Packaged together for the first time, the 28-disc set includes all six seasons of the smash-hit series, as well as an arsenal full of extras including home movies, bloopers and audio commentaries. The set will also contain an entire disc of new to DVD special features, including an extended version of the pilot with rare introduction, a new cast interview with Richard Dawson and a photo montage including unseen images set to a performance of the show’s theme song by Bob Crane and his band. Brand new “Kommandant Rank” graphics and packaging have been designed for this special set.
Garnering two Emmy nominations for his role, Bob Crane stars as Colonel Hogan, who together with his fellow Prisoners of War at Stalag 13 cleverly outwit their German captors. Firing off a non-stop string of one-liners from behind enemy lines, the ragtag team – including
Richard Dawson, Robert Clary and Larry Hovis – lead a relentless comic assault on their Nazi captors, conducting espionage and sabotage campaigns right under the noses of their warders. While the enemy is often gullible, easily fooled or downright incompetent, the real strength of Hogan’s men are the elaborate ruses and sometimes dangerous lengths they will go to complete their mission. Werner Klemperer earned back-to-back Emmy awards for his role as the German Colonel Wilhelm Klink. Airing from 1965 through 1971, HOGAN’S HEROES garnered three Emmy nominations for Outstanding Comedy Series.
HOGAN’S HEROES THE KOMPLETE SERIES, KOMMANDANT’S KOLLECTION arrives armed with a disc of new to DVD material, including:
A new interview with Richard Dawson, who played Corporal Peter Newkirk
An extended version of the pilot episode “The Informer,” with a very rare network introduction
A segment from Hollywood Palace, featuring the cast of Hogan’s Heroes
Audio of the HOGAN’S HEROES theme song performed by Bob Crane and his band accompanied by a special photo montage of images from the show and numerous rare behind-the-scenes photographs
Clip from CBS’ 1965 Fall Preview Show, “Seven Wonderful Nights”
Two series promos
A new interview with Albert S. Ruddy, Co-Creator
Digital version of “Hokum’s Heroes” parody from Mad Magazine
1968 and 1969 Emmy Awards: Outstanding Supporting Actor in a Comedy Series Werner Klemperer clips
German dubbed episode with alternate dialogue track, created for German broadcast television which ultimately turned HOGAN’S HEROES from a flop into a hit show in Germany, with Albert S. Ruddy introduction. English subtitles also provided.
The 28-disc set is presented in full screen format with English Restored Mono.

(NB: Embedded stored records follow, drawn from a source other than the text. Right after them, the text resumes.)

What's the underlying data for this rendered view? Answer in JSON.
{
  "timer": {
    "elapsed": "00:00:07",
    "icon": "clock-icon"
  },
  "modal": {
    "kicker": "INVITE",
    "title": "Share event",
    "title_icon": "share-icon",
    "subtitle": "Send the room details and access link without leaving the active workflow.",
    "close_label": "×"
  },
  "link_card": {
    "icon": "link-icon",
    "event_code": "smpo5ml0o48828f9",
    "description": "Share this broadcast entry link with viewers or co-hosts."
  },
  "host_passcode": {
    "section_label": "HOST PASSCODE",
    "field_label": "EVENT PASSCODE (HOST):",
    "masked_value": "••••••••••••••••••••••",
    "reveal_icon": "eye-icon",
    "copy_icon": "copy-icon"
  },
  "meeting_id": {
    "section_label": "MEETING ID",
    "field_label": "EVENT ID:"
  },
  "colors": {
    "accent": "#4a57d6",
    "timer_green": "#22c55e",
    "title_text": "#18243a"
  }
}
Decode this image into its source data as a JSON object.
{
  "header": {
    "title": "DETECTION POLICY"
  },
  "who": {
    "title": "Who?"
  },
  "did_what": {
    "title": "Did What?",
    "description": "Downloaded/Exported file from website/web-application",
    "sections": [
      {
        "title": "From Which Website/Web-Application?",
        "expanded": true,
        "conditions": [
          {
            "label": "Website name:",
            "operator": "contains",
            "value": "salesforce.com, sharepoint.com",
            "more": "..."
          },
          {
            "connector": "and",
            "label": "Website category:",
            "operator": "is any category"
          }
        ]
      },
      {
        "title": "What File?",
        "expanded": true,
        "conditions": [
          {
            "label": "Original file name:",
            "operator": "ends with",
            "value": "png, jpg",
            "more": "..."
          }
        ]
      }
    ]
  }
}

I currently own Hogan’s Heroes SEPARATE season box sets. Picture quality is good, better than the Columbia House. Recently, I saw the box at my local Best Buy. Had to take a look. On the box, in VERY small print, they state that some content is edited. Translation…..syndicated episodes. When are they going to stop this madness? Is it bad enough they are “sweetening” this box by having a disc that is not available nowhere else but in this box, and then…….cutting episodes? I have looked for someone to write to about this but no luck. Until these problems are resolved, I’ll live with my single box sets and wonder what I’m missing on the bonus disc.
Shout! Factory put out Season 1 of Mr. Ed with EIGHT syndicated episodes. They “rectified” the problem with Season 2 coming out with NO syndicated shows. How about #1? Is this a trend? Do they think we’re stupid? I like to own this stuff, but I want to get what I pay for. Syndicated episodes are NOT complete, and should not be part of season or complete series box sets.